_WORK ITEM_
Once every line below with "that" has been counted, state the total and nothing else.

_EXTRACTED RECORDS_
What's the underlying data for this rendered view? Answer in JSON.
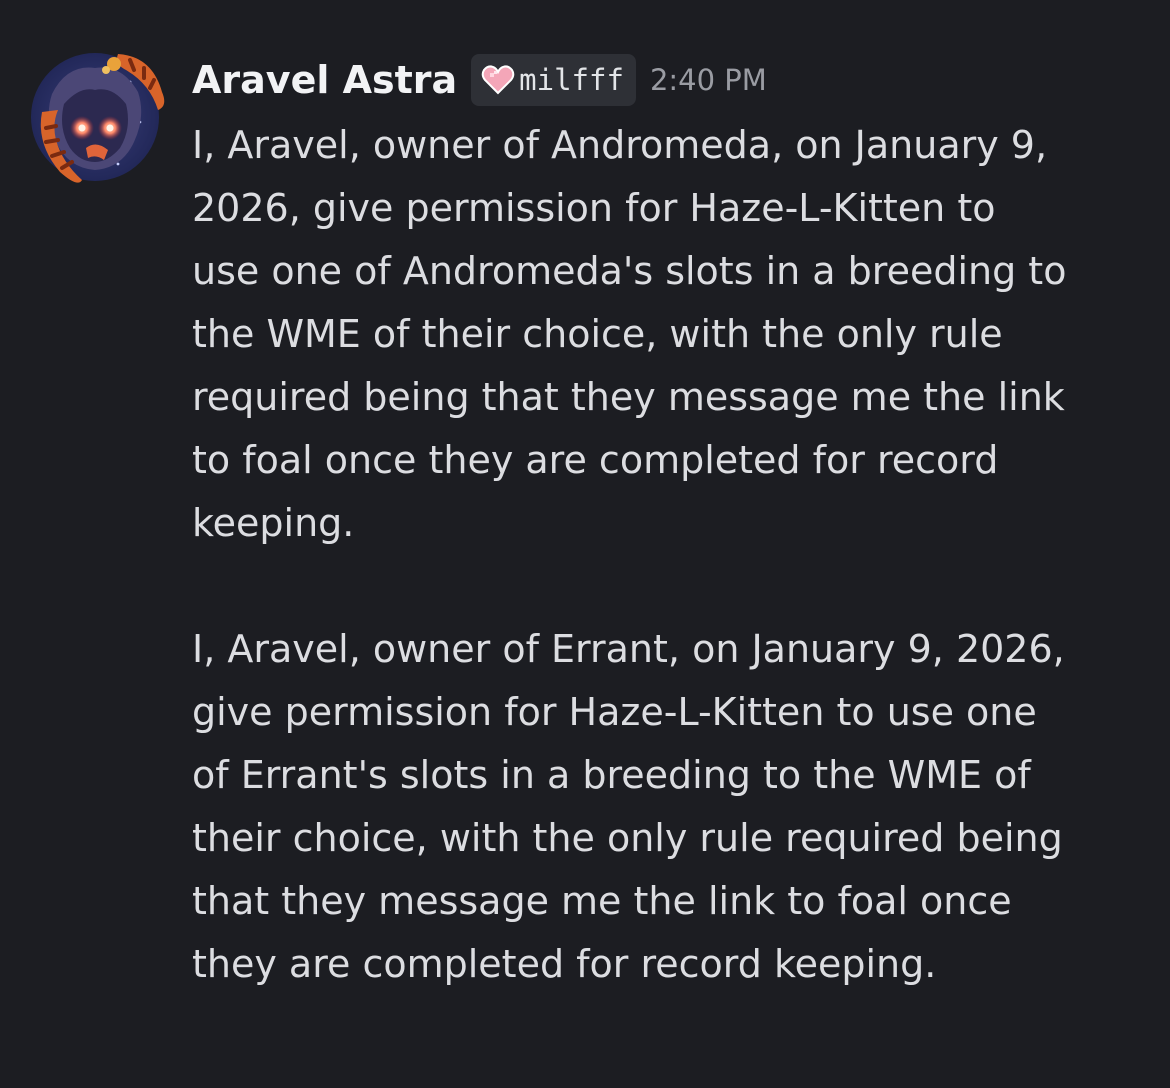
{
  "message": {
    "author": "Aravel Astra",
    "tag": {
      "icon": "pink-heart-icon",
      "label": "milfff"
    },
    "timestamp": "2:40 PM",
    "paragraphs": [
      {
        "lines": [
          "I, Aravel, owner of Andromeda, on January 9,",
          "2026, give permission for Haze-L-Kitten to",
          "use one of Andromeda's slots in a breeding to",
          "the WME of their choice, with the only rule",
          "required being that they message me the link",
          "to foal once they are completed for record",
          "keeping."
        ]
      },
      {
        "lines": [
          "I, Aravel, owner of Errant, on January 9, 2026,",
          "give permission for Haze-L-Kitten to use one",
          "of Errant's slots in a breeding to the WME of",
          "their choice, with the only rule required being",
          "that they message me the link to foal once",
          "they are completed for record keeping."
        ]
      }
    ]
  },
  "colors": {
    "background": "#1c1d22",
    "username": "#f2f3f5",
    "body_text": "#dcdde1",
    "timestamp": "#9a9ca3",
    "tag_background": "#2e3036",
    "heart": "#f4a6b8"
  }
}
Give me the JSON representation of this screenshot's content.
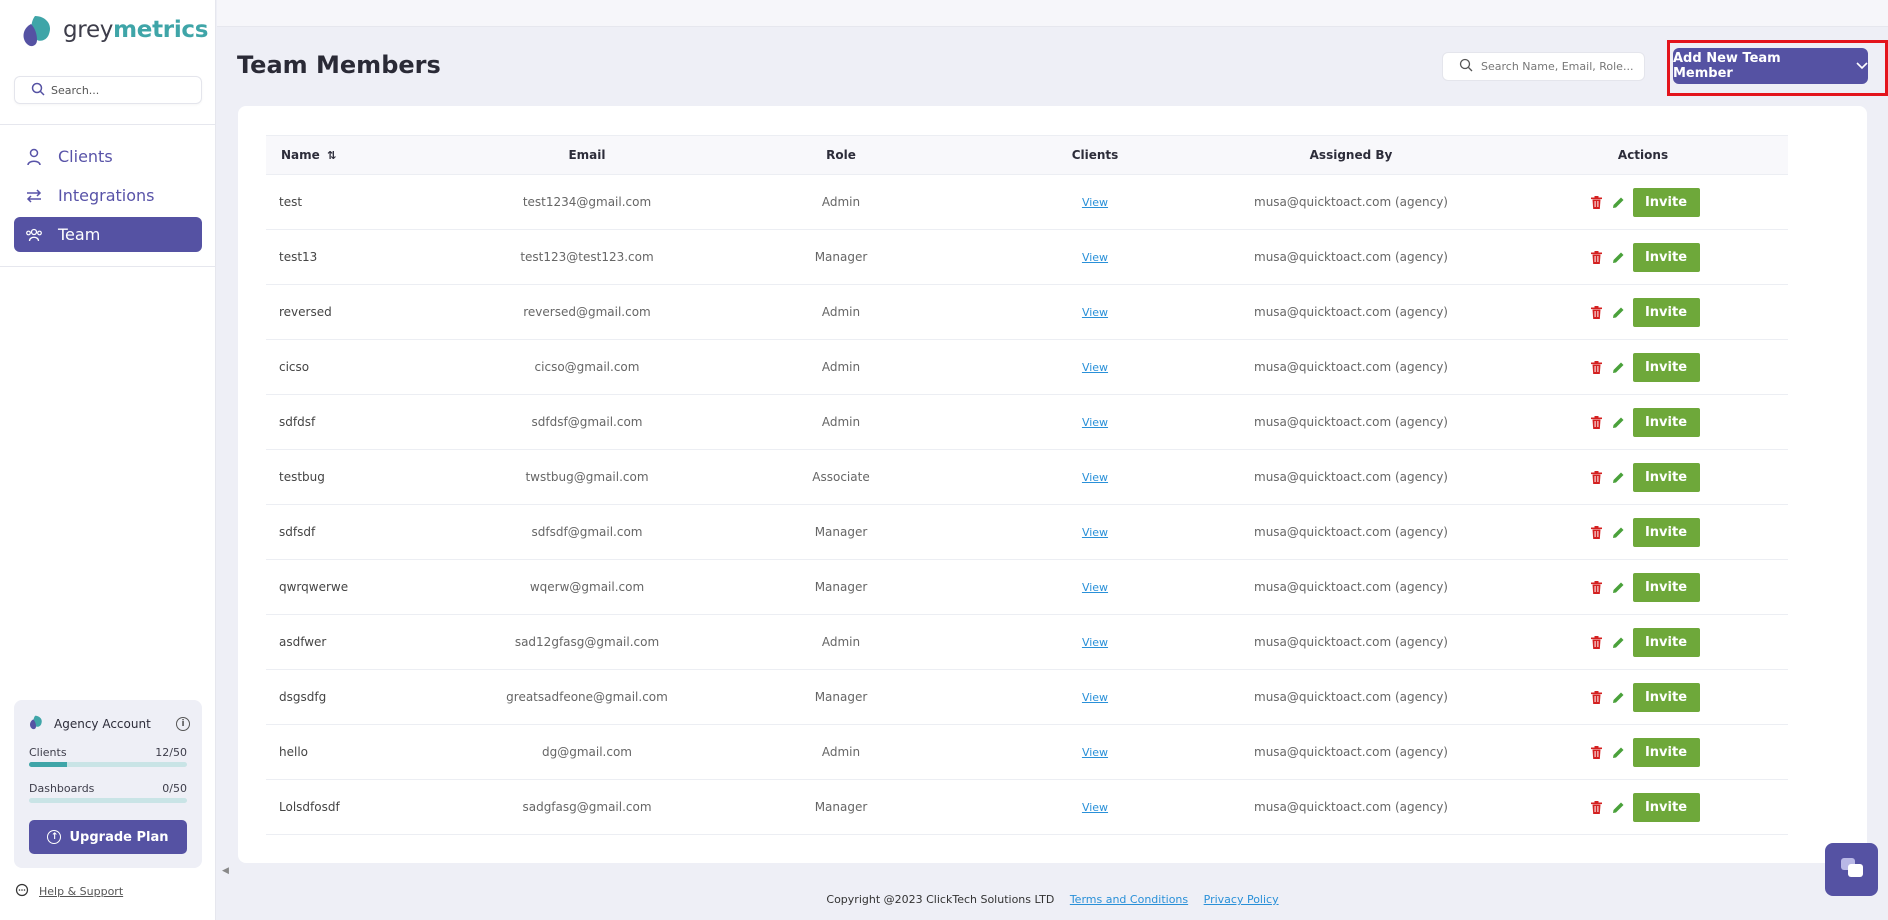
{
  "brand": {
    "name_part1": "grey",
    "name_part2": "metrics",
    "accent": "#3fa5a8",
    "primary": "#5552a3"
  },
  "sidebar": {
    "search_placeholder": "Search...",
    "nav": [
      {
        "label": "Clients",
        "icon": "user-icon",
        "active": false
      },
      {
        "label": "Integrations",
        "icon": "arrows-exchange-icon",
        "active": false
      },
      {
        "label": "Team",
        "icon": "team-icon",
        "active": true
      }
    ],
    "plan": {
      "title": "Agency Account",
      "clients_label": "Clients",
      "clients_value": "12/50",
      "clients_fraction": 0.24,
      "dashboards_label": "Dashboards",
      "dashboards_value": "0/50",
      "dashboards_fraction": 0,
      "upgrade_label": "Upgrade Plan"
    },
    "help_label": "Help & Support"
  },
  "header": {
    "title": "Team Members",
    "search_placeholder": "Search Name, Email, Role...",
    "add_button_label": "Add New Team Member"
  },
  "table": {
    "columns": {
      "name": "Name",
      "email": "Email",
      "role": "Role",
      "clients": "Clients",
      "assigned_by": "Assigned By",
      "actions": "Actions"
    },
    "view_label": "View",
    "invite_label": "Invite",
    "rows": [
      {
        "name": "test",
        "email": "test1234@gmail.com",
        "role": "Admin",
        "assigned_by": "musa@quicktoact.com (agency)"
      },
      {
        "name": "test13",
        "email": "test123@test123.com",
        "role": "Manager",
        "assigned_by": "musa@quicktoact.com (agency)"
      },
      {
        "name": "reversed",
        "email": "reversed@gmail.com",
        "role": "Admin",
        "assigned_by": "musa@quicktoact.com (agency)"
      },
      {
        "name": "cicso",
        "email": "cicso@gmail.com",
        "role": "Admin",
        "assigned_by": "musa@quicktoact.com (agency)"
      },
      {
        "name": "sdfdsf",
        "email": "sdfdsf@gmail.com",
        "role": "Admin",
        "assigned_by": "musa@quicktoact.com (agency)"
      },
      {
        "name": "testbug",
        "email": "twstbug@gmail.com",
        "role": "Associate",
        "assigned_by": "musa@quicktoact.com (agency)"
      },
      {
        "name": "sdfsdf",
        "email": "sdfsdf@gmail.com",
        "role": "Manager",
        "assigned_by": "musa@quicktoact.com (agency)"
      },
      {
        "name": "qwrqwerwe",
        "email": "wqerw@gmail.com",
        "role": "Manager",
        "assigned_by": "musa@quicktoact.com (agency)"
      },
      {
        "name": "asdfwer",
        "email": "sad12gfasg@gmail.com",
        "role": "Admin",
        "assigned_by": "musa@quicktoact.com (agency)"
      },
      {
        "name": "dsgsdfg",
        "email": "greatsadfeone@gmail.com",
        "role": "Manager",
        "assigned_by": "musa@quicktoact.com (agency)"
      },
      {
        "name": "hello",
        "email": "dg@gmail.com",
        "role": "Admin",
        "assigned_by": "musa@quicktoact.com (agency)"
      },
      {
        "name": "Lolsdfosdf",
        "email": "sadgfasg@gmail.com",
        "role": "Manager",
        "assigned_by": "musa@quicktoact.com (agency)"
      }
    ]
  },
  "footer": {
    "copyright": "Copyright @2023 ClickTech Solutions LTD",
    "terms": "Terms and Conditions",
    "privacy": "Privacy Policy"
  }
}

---

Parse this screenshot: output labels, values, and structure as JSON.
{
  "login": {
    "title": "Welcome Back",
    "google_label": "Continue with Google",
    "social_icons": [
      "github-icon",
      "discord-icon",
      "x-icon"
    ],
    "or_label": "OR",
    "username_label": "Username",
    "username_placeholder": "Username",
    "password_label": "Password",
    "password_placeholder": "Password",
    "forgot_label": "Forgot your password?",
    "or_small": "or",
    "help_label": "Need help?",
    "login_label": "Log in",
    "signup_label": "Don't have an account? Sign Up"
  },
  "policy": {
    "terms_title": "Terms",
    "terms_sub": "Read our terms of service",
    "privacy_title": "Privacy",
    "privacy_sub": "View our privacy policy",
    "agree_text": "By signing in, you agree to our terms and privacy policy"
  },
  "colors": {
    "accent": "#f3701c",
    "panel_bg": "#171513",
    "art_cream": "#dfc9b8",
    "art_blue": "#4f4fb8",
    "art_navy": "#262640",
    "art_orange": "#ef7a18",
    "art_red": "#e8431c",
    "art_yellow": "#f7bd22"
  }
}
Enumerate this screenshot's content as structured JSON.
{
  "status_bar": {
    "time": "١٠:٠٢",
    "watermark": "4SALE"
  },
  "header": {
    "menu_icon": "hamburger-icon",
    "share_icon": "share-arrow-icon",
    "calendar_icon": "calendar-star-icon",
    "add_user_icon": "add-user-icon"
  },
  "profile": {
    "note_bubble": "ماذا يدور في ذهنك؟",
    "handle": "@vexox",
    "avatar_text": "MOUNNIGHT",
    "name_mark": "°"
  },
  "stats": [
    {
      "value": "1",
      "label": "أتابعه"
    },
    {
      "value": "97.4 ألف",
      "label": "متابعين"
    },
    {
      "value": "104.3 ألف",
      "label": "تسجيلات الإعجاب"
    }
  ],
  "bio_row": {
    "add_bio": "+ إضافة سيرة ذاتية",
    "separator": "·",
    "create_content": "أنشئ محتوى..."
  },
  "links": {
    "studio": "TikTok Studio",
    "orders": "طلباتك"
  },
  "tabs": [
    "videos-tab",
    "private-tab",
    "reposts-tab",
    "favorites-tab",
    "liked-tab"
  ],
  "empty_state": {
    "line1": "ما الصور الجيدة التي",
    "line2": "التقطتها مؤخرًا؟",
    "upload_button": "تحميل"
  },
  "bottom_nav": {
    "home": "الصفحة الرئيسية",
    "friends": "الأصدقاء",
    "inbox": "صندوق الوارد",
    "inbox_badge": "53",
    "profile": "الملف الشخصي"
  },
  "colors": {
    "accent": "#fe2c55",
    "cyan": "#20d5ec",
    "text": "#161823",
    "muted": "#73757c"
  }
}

_ANSWER SECTION_
2